What the task requires: An exact copy of every entry below is required, and no picture may appear in it.

Materials provided:
──────────

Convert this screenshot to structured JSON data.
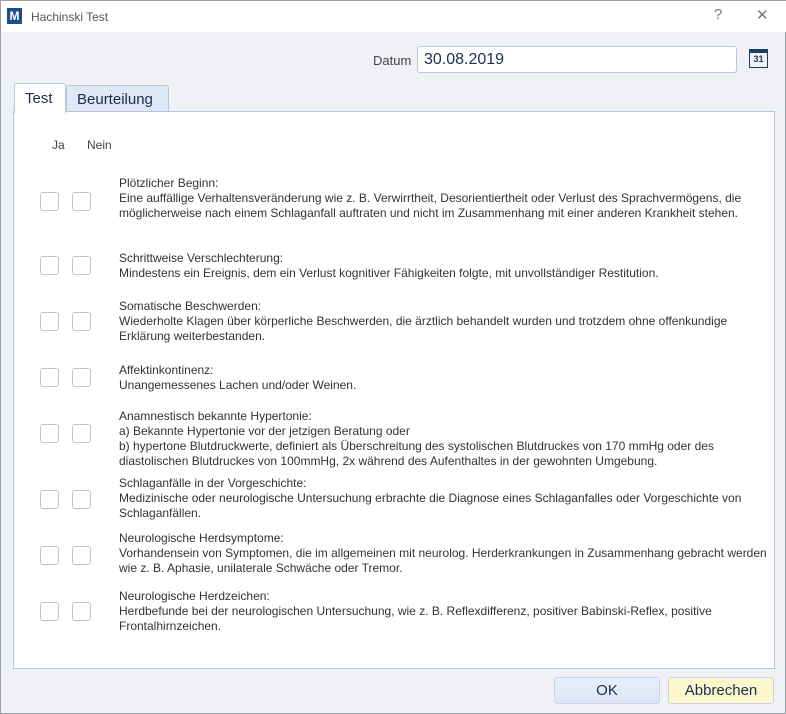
{
  "window": {
    "title": "Hachinski Test",
    "logo": "M",
    "help": "?",
    "close": "✕"
  },
  "datum": {
    "label": "Datum",
    "value": "30.08.2019",
    "calendar_day": "31"
  },
  "tabs": [
    {
      "label": "Test",
      "active": true
    },
    {
      "label": "Beurteilung",
      "active": false
    }
  ],
  "columns": {
    "yes": "Ja",
    "no": "Nein"
  },
  "items": [
    {
      "title": "Plötzlicher Beginn:",
      "desc": "Eine auffällige Verhaltensveränderung wie z. B. Verwirrtheit, Desorientiertheit oder Verlust des Sprachvermögens, die möglicherweise nach einem Schlaganfall auftraten und nicht im Zusammenhang mit einer anderen Krankheit stehen."
    },
    {
      "title": "Schrittweise Verschlechterung:",
      "desc": "Mindestens ein Ereignis, dem ein Verlust kognitiver Fähigkeiten folgte, mit unvollständiger Restitution."
    },
    {
      "title": "Somatische Beschwerden:",
      "desc": "Wiederholte Klagen über körperliche Beschwerden, die ärztlich behandelt wurden und trotzdem ohne offenkundige Erklärung weiterbestanden."
    },
    {
      "title": "Affektinkontinenz:",
      "desc": "Unangemessenes Lachen und/oder Weinen."
    },
    {
      "title": "Anamnestisch bekannte Hypertonie:",
      "desc": "a) Bekannte Hypertonie vor der jetzigen Beratung oder\nb) hypertone Blutdruckwerte, definiert als Überschreitung des systolischen Blutdruckes von 170 mmHg oder des diastolischen Blutdruckes von 100mmHg, 2x während des Aufenthaltes in der gewohnten Umgebung."
    },
    {
      "title": "Schlaganfälle in der Vorgeschichte:",
      "desc": "Medizinische oder neurologische Untersuchung erbrachte die Diagnose eines Schlaganfalles oder Vorgeschichte von Schlaganfällen."
    },
    {
      "title": "Neurologische Herdsymptome:",
      "desc": "Vorhandensein von Symptomen, die im allgemeinen mit neurolog. Herderkrankungen in Zusammenhang gebracht werden wie z. B. Aphasie, unilaterale Schwäche oder Tremor."
    },
    {
      "title": "Neurologische Herdzeichen:",
      "desc": "Herdbefunde bei der neurologischen Untersuchung, wie z. B. Reflexdifferenz, positiver Babinski-Reflex, positive Frontalhirnzeichen."
    }
  ],
  "buttons": {
    "ok": "OK",
    "cancel": "Abbrechen"
  }
}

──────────

Written response:
Convert this screenshot to structured JSON data.
{
  "window": {
    "title": "Hachinski Test",
    "logo": "M",
    "help": "?",
    "close": "✕"
  },
  "datum": {
    "label": "Datum",
    "value": "30.08.2019",
    "calendar_day": "31"
  },
  "tabs": [
    {
      "label": "Test",
      "active": true
    },
    {
      "label": "Beurteilung",
      "active": false
    }
  ],
  "columns": {
    "yes": "Ja",
    "no": "Nein"
  },
  "items": [
    {
      "title": "Plötzlicher Beginn:",
      "desc": "Eine auffällige Verhaltensveränderung wie z. B. Verwirrtheit, Desorientiertheit oder Verlust des Sprachvermögens, die möglicherweise nach einem Schlaganfall auftraten und nicht im Zusammenhang mit einer anderen Krankheit stehen."
    },
    {
      "title": "Schrittweise Verschlechterung:",
      "desc": "Mindestens ein Ereignis, dem ein Verlust kognitiver Fähigkeiten folgte, mit unvollständiger Restitution."
    },
    {
      "title": "Somatische Beschwerden:",
      "desc": "Wiederholte Klagen über körperliche Beschwerden, die ärztlich behandelt wurden und trotzdem ohne offenkundige Erklärung weiterbestanden."
    },
    {
      "title": "Affektinkontinenz:",
      "desc": "Unangemessenes Lachen und/oder Weinen."
    },
    {
      "title": "Anamnestisch bekannte Hypertonie:",
      "desc": "a) Bekannte Hypertonie vor der jetzigen Beratung oder\nb) hypertone Blutdruckwerte, definiert als Überschreitung des systolischen Blutdruckes von 170 mmHg oder des diastolischen Blutdruckes von 100mmHg, 2x während des Aufenthaltes in der gewohnten Umgebung."
    },
    {
      "title": "Schlaganfälle in der Vorgeschichte:",
      "desc": "Medizinische oder neurologische Untersuchung erbrachte die Diagnose eines Schlaganfalles oder Vorgeschichte von Schlaganfällen."
    },
    {
      "title": "Neurologische Herdsymptome:",
      "desc": "Vorhandensein von Symptomen, die im allgemeinen mit neurolog. Herderkrankungen in Zusammenhang gebracht werden wie z. B. Aphasie, unilaterale Schwäche oder Tremor."
    },
    {
      "title": "Neurologische Herdzeichen:",
      "desc": "Herdbefunde bei der neurologischen Untersuchung, wie z. B. Reflexdifferenz, positiver Babinski-Reflex, positive Frontalhirnzeichen."
    }
  ],
  "buttons": {
    "ok": "OK",
    "cancel": "Abbrechen"
  }
}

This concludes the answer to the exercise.